incident. Although the authors already produced 500X dome-shaped Fresnel lens, its production process was
complicated because of the shape. The objective of this study is to investigate new design method for non-imaging
Fresnel with flat upper surface so that the production can be easier. The design of prisms is formulated by means of non-linear
optimization to have maximum acceptance half angle with edge-ray principle. It is shown that designing more
than 500X flat Fresnel lens is possible. The study also presents optimal condition of lens size requiring energy payback
year to satisfy from the viewpoint of life cycle energy production and consumption.

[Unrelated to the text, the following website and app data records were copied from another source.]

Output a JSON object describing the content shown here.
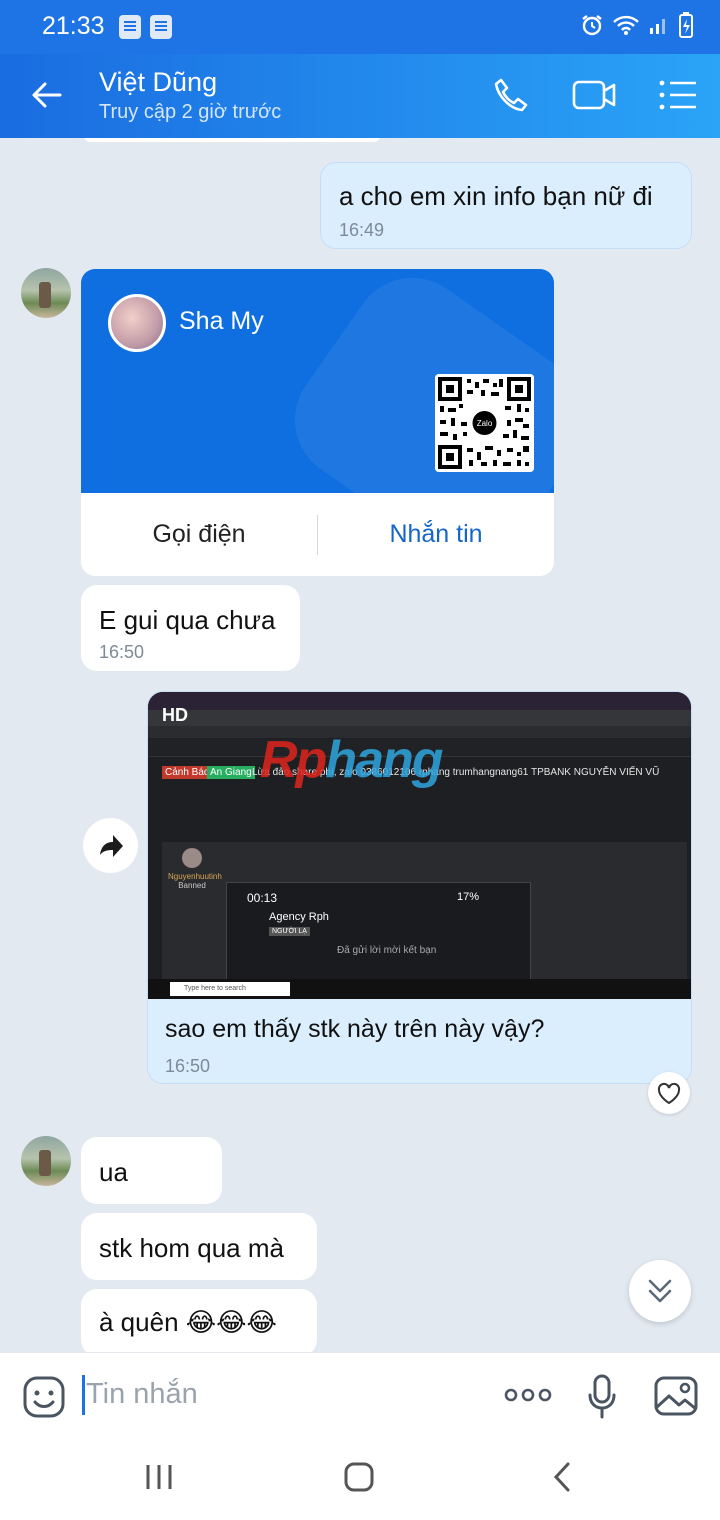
{
  "status_bar": {
    "time": "21:33",
    "battery": "battery-charging-icon"
  },
  "header": {
    "contact_name": "Việt Dũng",
    "last_seen": "Truy cập 2 giờ trước",
    "icons": [
      "back-arrow-icon",
      "phone-icon",
      "video-call-icon",
      "menu-list-icon"
    ]
  },
  "messages": [
    {
      "from": "me",
      "text": "a cho em xin info bạn nữ đi",
      "time": "16:49"
    },
    {
      "from": "contact",
      "type": "contact_card",
      "card": {
        "name": "Sha My",
        "qr_label": "Zalo",
        "call_label": "Gọi điện",
        "message_label": "Nhắn tin"
      }
    },
    {
      "from": "contact",
      "text": "E gui qua chưa",
      "time": "16:50"
    },
    {
      "from": "me",
      "type": "image",
      "caption": "sao em thấy stk này trên này vậy?",
      "time": "16:50",
      "screenshot": {
        "quality_badge": "HD",
        "tag_warning": "Cảnh Báo",
        "tag_location": "An Giang",
        "thread_title": "Lừa đảo share phí, zalo 0386012106 rphang trumhangnang61 TPBANK NGUYỄN VIẾN VŨ",
        "watermark_red": "Rp",
        "watermark_blue": "hang",
        "poster_name": "Nguyenhuutinh",
        "poster_status": "Banned",
        "phone_time": "00:13",
        "phone_battery": "17%",
        "phone_contact": "Agency Rph",
        "phone_tag": "NGƯỜI LẠ",
        "friend_request_text": "Đã gửi lời mời kết bạn",
        "taskbar_search": "Type here to search"
      }
    },
    {
      "from": "contact",
      "text": "ua"
    },
    {
      "from": "contact",
      "text": "stk hom qua mà"
    },
    {
      "from": "contact",
      "text": "à quên 😂😂😂"
    }
  ],
  "input": {
    "placeholder": "Tin nhắn"
  },
  "colors": {
    "header": "#1f74e5",
    "outgoing_bubble": "#dbeefe",
    "incoming_bubble": "#ffffff",
    "card_blue": "#0f6ee0",
    "link_blue": "#1466c8"
  }
}
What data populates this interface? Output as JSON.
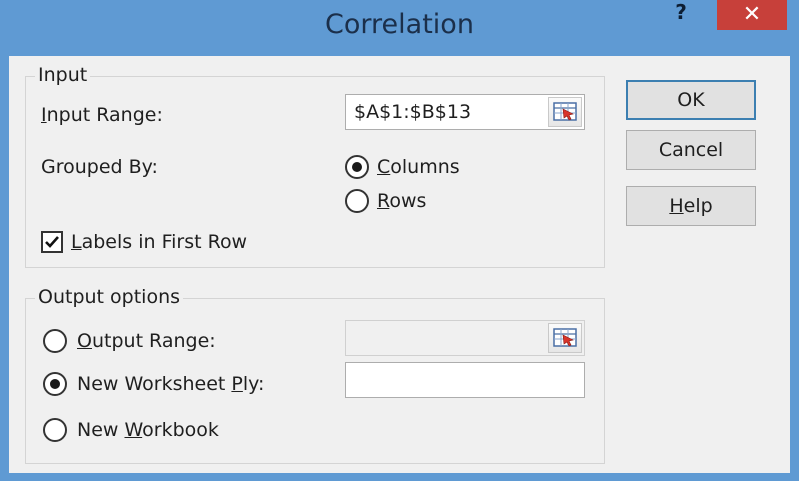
{
  "window": {
    "title": "Correlation",
    "help_glyph": "?",
    "close_glyph": "✕"
  },
  "input": {
    "group_title": "Input",
    "input_range_label_pre": "",
    "input_range_label_u": "I",
    "input_range_label_post": "nput Range:",
    "input_range_value": "$A$1:$B$13",
    "grouped_by_label": "Grouped By:",
    "columns_u": "C",
    "columns_rest": "olumns",
    "rows_u": "R",
    "rows_rest": "ows",
    "grouped_by_selected": "Columns",
    "labels_u": "L",
    "labels_rest": "abels in First Row",
    "labels_checked": true
  },
  "output": {
    "group_title": "Output options",
    "output_range_u": "O",
    "output_range_rest": "utput Range:",
    "output_range_value": "",
    "new_ply_pre": "New Worksheet ",
    "new_ply_u": "P",
    "new_ply_post": "ly:",
    "new_ply_value": "",
    "new_workbook_pre": "New ",
    "new_workbook_u": "W",
    "new_workbook_post": "orkbook",
    "selected": "New Worksheet Ply"
  },
  "buttons": {
    "ok": "OK",
    "cancel": "Cancel",
    "help_u": "H",
    "help_rest": "elp"
  },
  "icons": {
    "range_picker": "collapse-dialog-icon",
    "check": "checkmark-icon"
  }
}
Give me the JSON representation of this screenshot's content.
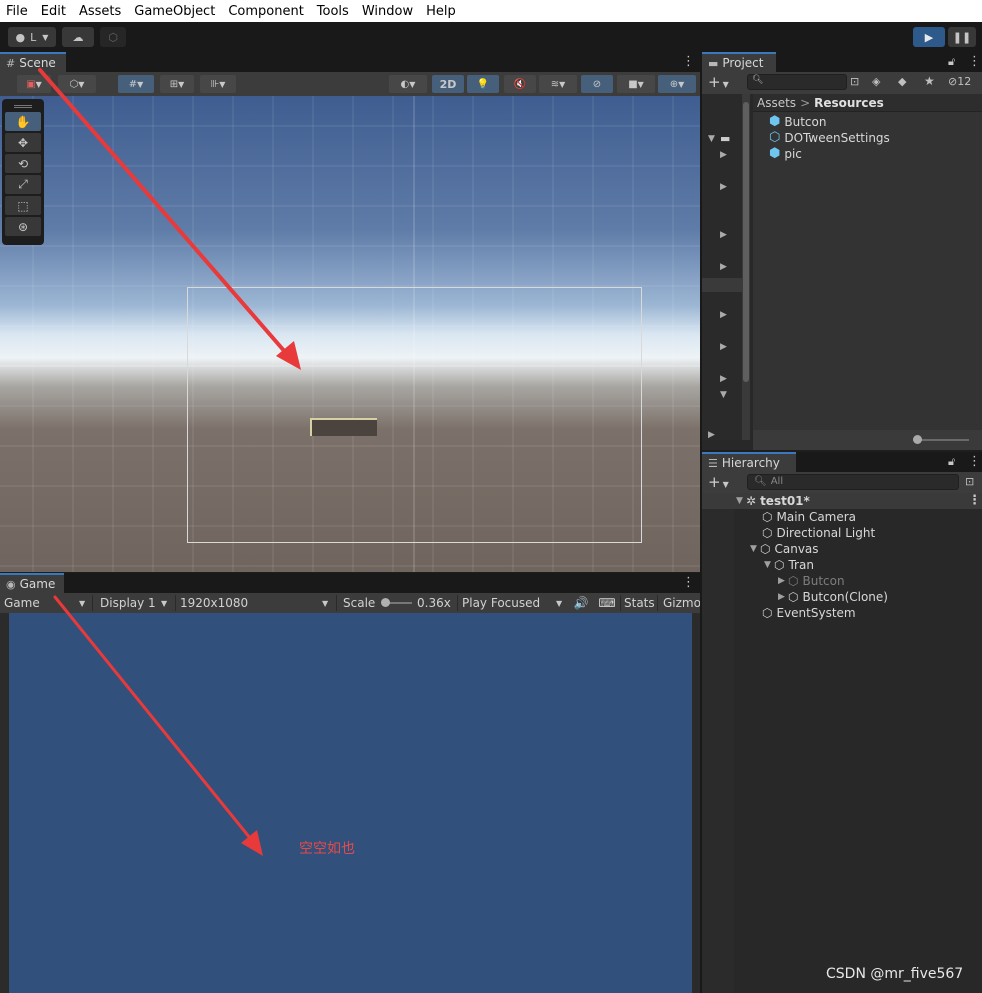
{
  "menu": [
    "File",
    "Edit",
    "Assets",
    "GameObject",
    "Component",
    "Tools",
    "Window",
    "Help"
  ],
  "main_toolbar": {
    "account_label": "L",
    "cloud_icon": "cloud-icon",
    "play_icon": "play-icon",
    "pause_icon": "pause-icon"
  },
  "scene": {
    "tab_label": "Scene",
    "toggle_2d_label": "2D"
  },
  "game": {
    "tab_label": "Game",
    "view_mode": "Game",
    "display": "Display 1",
    "resolution": "1920x1080",
    "scale_label": "Scale",
    "scale_value": "0.36x",
    "play_mode": "Play Focused",
    "stats_label": "Stats",
    "gizmos_label": "Gizmo",
    "empty_note": "空空如也"
  },
  "project": {
    "tab_label": "Project",
    "hidden_count": "12",
    "breadcrumb_root": "Assets",
    "breadcrumb_separator": ">",
    "breadcrumb_current": "Resources",
    "assets": [
      "Butcon",
      "DOTweenSettings",
      "pic"
    ]
  },
  "hierarchy": {
    "tab_label": "Hierarchy",
    "search_placeholder": "All",
    "scene_name": "test01*",
    "items": {
      "main_camera": "Main Camera",
      "directional_light": "Directional Light",
      "canvas": "Canvas",
      "tran": "Tran",
      "butcon": "Butcon",
      "butcon_clone": "Butcon(Clone)",
      "event_system": "EventSystem"
    }
  },
  "watermark": "CSDN @mr_five567",
  "colors": {
    "accent_blue": "#3a79bb",
    "game_background": "#31507c",
    "annotation_red": "#e83a3a",
    "asset_cube": "#6ec6f0"
  }
}
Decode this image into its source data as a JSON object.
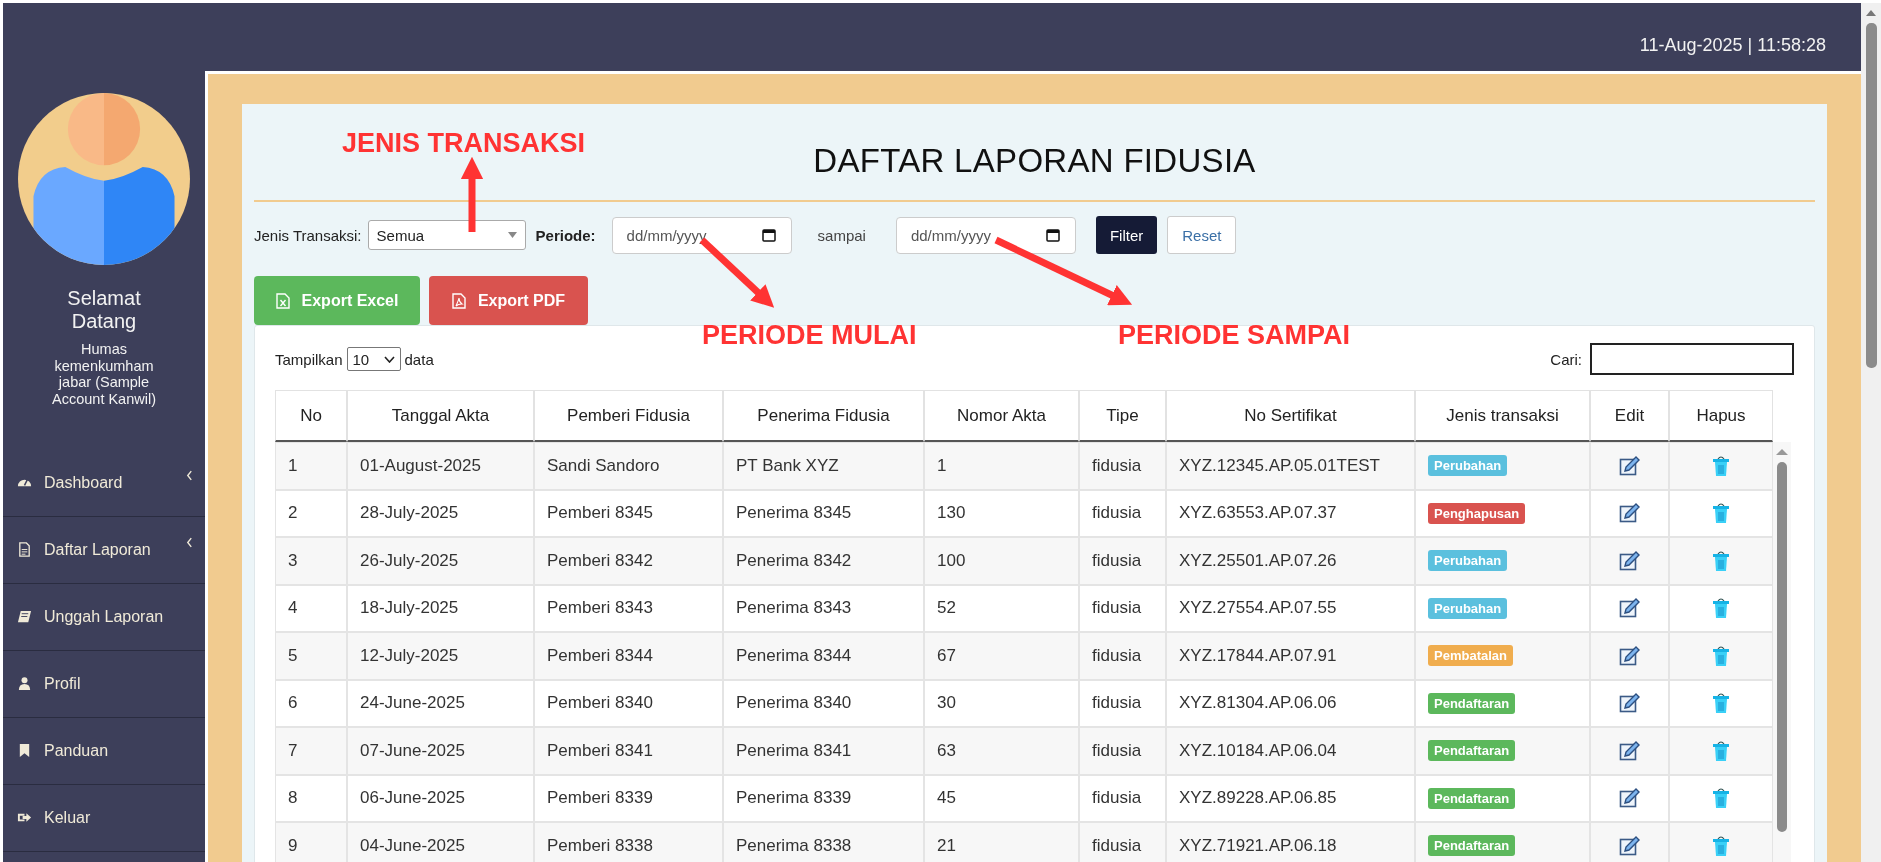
{
  "top_bar": {
    "datetime": "11-Aug-2025 | 11:58:28"
  },
  "sidebar": {
    "greeting": "Selamat Datang",
    "user": "Humas kemenkumham jabar (Sample Account Kanwil)",
    "items": [
      {
        "label": "Dashboard",
        "has_submenu": true
      },
      {
        "label": "Daftar Laporan",
        "has_submenu": true
      },
      {
        "label": "Unggah Laporan",
        "has_submenu": false
      },
      {
        "label": "Profil",
        "has_submenu": false
      },
      {
        "label": "Panduan",
        "has_submenu": false
      },
      {
        "label": "Keluar",
        "has_submenu": false
      }
    ]
  },
  "page": {
    "title": "DAFTAR LAPORAN FIDUSIA",
    "filters": {
      "type_label": "Jenis Transaksi:",
      "type_value": "Semua",
      "period_label": "Periode:",
      "start_placeholder": "dd/mm/yyyy",
      "until_label": "sampai",
      "end_placeholder": "dd/mm/yyyy",
      "filter_button": "Filter",
      "reset_button": "Reset"
    },
    "exports": [
      {
        "label": "Export Excel",
        "kind": "excel"
      },
      {
        "label": "Export PDF",
        "kind": "pdf"
      }
    ],
    "annotations": [
      {
        "text": "JENIS TRANSAKSI"
      },
      {
        "text": "PERIODE MULAI"
      },
      {
        "text": "PERIODE SAMPAI"
      }
    ]
  },
  "table": {
    "show_label": "Tampilkan",
    "page_size": "10",
    "show_suffix": "data",
    "search_label": "Cari:",
    "columns": [
      "No",
      "Tanggal Akta",
      "Pemberi Fidusia",
      "Penerima Fidusia",
      "Nomor Akta",
      "Tipe",
      "No Sertifikat",
      "Jenis transaksi",
      "Edit",
      "Hapus"
    ],
    "rows": [
      {
        "cells": [
          "1",
          "01-August-2025",
          "Sandi Sandoro",
          "PT Bank XYZ",
          "1",
          "fidusia",
          "XYZ.12345.AP.05.01TEST"
        ],
        "type": "Perubahan",
        "color": "#5bc0de"
      },
      {
        "cells": [
          "2",
          "28-July-2025",
          "Pemberi 8345",
          "Penerima 8345",
          "130",
          "fidusia",
          "XYZ.63553.AP.07.37"
        ],
        "type": "Penghapusan",
        "color": "#d9534f"
      },
      {
        "cells": [
          "3",
          "26-July-2025",
          "Pemberi 8342",
          "Penerima 8342",
          "100",
          "fidusia",
          "XYZ.25501.AP.07.26"
        ],
        "type": "Perubahan",
        "color": "#5bc0de"
      },
      {
        "cells": [
          "4",
          "18-July-2025",
          "Pemberi 8343",
          "Penerima 8343",
          "52",
          "fidusia",
          "XYZ.27554.AP.07.55"
        ],
        "type": "Perubahan",
        "color": "#5bc0de"
      },
      {
        "cells": [
          "5",
          "12-July-2025",
          "Pemberi 8344",
          "Penerima 8344",
          "67",
          "fidusia",
          "XYZ.17844.AP.07.91"
        ],
        "type": "Pembatalan",
        "color": "#f0ad4e"
      },
      {
        "cells": [
          "6",
          "24-June-2025",
          "Pemberi 8340",
          "Penerima 8340",
          "30",
          "fidusia",
          "XYZ.81304.AP.06.06"
        ],
        "type": "Pendaftaran",
        "color": "#5cb85c"
      },
      {
        "cells": [
          "7",
          "07-June-2025",
          "Pemberi 8341",
          "Penerima 8341",
          "63",
          "fidusia",
          "XYZ.10184.AP.06.04"
        ],
        "type": "Pendaftaran",
        "color": "#5cb85c"
      },
      {
        "cells": [
          "8",
          "06-June-2025",
          "Pemberi 8339",
          "Penerima 8339",
          "45",
          "fidusia",
          "XYZ.89228.AP.06.85"
        ],
        "type": "Pendaftaran",
        "color": "#5cb85c"
      },
      {
        "cells": [
          "9",
          "04-June-2025",
          "Pemberi 8338",
          "Penerima 8338",
          "21",
          "fidusia",
          "XYZ.71921.AP.06.18"
        ],
        "type": "Pendaftaran",
        "color": "#5cb85c"
      }
    ]
  }
}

Our paper discusses geometrical and optical concentration ratios of the optimum nonimaging arched linear Fresnel lens which we designed earlier. This is a fundamental issue, with practical implications for the design of refractive nonimaging concentrators. The deliberations yield a better understanding of the way the refractive index of the thin lens, and the refractive index of the possible dielectricum between lens and receiver, as well as light incident in the plane of the secondary acceptance half angle ψ, influence the performance of the nonimaging concentrator. Theoretical results are compared with tests of the existing prototypes of the nonimaging lens, used for the concentration of solar radiation. The novel nonimaging lens is put into the context of historic research, and is made comparable to other nonimaging concentrators, notably the Compound Parabolic Concentrator. We propose the use of a linear kaleidoskope-based secondary concentrator to achieve a uniform flux distribution and the reproduction of the spectrum of the incoming light.